■ EXERCISE REQUIREMENTS
Search the entries for the word "Sign". Copy every line where it turns up.

■ DATA SECTION
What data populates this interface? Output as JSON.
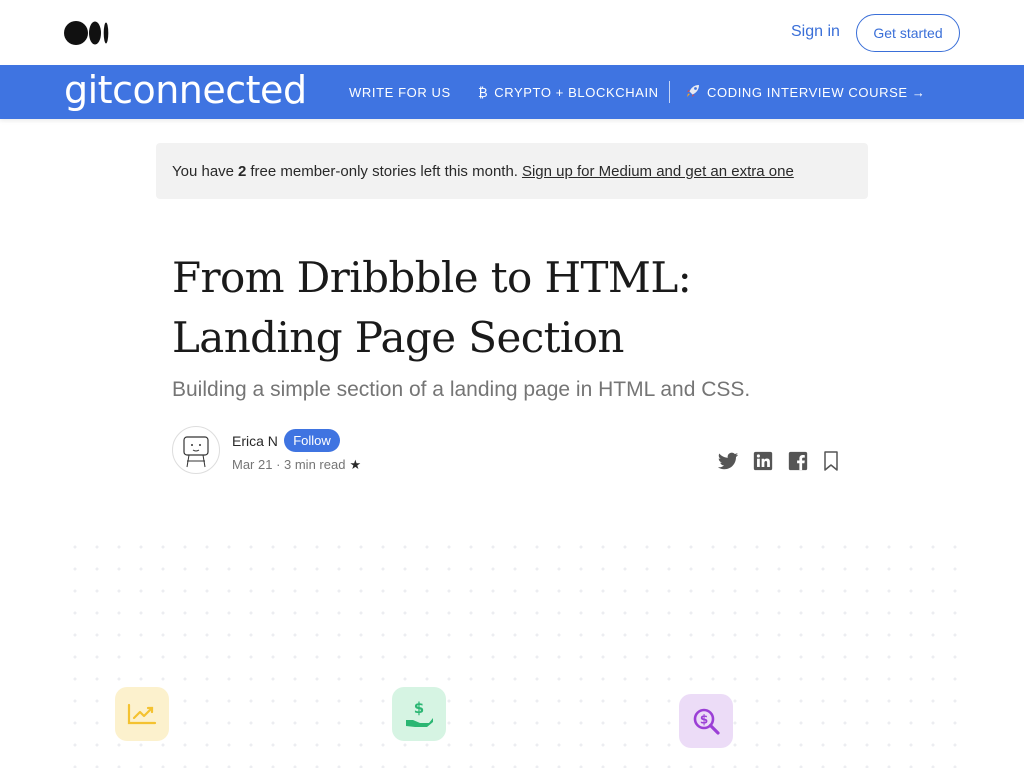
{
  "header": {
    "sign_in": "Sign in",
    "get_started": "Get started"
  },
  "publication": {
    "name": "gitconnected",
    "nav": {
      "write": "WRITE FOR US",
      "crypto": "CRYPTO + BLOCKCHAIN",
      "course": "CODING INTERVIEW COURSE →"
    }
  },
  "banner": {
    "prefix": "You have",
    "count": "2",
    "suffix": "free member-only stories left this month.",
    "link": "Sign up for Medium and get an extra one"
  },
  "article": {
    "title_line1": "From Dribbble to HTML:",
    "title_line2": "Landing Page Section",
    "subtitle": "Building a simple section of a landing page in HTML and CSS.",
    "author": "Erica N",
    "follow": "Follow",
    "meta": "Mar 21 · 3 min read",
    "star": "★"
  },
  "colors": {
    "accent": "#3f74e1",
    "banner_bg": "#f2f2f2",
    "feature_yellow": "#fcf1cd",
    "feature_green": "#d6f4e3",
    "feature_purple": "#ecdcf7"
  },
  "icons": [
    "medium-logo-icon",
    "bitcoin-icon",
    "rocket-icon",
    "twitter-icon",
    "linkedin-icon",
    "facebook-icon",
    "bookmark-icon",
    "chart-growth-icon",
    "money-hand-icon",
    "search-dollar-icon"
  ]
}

■ EXERCISE ANSWER
    "sign_in": "Sign in",
    "link": "Sign up for Medium and get an extra one"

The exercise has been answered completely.